(Website and app data records)
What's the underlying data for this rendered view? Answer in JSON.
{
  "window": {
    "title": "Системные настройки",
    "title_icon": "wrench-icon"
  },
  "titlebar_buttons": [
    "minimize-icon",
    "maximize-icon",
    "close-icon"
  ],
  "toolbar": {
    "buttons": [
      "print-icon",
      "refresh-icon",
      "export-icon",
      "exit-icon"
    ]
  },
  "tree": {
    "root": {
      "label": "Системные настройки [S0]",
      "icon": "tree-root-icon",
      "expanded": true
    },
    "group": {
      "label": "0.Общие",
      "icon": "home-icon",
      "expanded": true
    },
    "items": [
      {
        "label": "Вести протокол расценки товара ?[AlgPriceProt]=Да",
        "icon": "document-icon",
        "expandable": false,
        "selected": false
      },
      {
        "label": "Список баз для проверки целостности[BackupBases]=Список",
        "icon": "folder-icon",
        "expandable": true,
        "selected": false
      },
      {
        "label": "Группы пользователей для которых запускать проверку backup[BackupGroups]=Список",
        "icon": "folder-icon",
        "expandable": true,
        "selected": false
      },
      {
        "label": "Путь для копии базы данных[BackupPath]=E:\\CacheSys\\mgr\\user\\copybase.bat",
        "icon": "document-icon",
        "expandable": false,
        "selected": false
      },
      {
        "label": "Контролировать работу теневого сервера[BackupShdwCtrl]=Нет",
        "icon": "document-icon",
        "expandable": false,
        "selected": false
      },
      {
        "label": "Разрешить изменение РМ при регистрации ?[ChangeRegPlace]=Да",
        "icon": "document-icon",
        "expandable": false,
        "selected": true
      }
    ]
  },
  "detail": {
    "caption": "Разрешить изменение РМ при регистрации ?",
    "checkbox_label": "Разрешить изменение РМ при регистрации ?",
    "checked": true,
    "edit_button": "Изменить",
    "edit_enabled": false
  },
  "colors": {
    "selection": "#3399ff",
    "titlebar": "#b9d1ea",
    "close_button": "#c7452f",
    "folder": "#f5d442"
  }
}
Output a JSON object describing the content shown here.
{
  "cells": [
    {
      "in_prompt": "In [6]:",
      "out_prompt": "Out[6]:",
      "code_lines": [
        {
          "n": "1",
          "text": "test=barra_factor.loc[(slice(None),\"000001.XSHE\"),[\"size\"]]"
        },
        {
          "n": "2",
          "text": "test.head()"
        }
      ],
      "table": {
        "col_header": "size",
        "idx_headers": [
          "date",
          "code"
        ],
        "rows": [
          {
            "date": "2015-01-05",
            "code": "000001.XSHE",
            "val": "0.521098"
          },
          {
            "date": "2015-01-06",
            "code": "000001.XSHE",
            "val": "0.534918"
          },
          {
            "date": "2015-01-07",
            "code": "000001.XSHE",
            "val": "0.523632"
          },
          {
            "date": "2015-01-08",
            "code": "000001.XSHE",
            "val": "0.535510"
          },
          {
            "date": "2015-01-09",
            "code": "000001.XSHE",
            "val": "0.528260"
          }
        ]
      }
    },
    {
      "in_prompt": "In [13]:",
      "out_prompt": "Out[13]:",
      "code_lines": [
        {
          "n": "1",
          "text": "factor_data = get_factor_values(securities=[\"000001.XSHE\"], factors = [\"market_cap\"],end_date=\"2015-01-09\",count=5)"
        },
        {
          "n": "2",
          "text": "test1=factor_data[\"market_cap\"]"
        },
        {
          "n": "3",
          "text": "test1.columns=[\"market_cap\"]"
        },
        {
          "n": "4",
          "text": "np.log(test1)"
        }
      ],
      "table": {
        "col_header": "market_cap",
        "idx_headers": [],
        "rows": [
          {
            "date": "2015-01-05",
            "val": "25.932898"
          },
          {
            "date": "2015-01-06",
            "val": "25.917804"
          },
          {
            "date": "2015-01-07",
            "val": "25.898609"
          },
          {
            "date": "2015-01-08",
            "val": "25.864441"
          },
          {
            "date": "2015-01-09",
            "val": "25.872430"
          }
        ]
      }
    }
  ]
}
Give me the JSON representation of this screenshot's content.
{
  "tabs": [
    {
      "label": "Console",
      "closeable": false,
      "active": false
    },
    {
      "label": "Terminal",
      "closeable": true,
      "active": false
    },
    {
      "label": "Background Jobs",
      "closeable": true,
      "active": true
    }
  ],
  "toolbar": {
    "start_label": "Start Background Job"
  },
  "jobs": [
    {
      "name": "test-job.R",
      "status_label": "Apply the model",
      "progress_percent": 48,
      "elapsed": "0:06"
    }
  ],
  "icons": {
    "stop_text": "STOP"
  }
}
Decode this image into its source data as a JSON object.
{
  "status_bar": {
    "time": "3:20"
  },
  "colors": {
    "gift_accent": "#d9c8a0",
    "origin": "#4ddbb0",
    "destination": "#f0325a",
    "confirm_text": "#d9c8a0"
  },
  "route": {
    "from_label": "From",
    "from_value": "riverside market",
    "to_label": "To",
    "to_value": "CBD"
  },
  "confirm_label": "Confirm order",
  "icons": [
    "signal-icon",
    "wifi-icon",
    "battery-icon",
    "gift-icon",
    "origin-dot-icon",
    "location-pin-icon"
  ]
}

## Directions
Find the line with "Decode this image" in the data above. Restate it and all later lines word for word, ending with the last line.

## Answer space
Decode this image into its source data as a JSON object.
{
  "status_bar": {
    "time": "3:20"
  },
  "colors": {
    "gift_accent": "#d9c8a0",
    "origin": "#4ddbb0",
    "destination": "#f0325a",
    "confirm_text": "#d9c8a0"
  },
  "route": {
    "from_label": "From",
    "from_value": "riverside market",
    "to_label": "To",
    "to_value": "CBD"
  },
  "confirm_label": "Confirm order",
  "icons": [
    "signal-icon",
    "wifi-icon",
    "battery-icon",
    "gift-icon",
    "origin-dot-icon",
    "location-pin-icon"
  ]
}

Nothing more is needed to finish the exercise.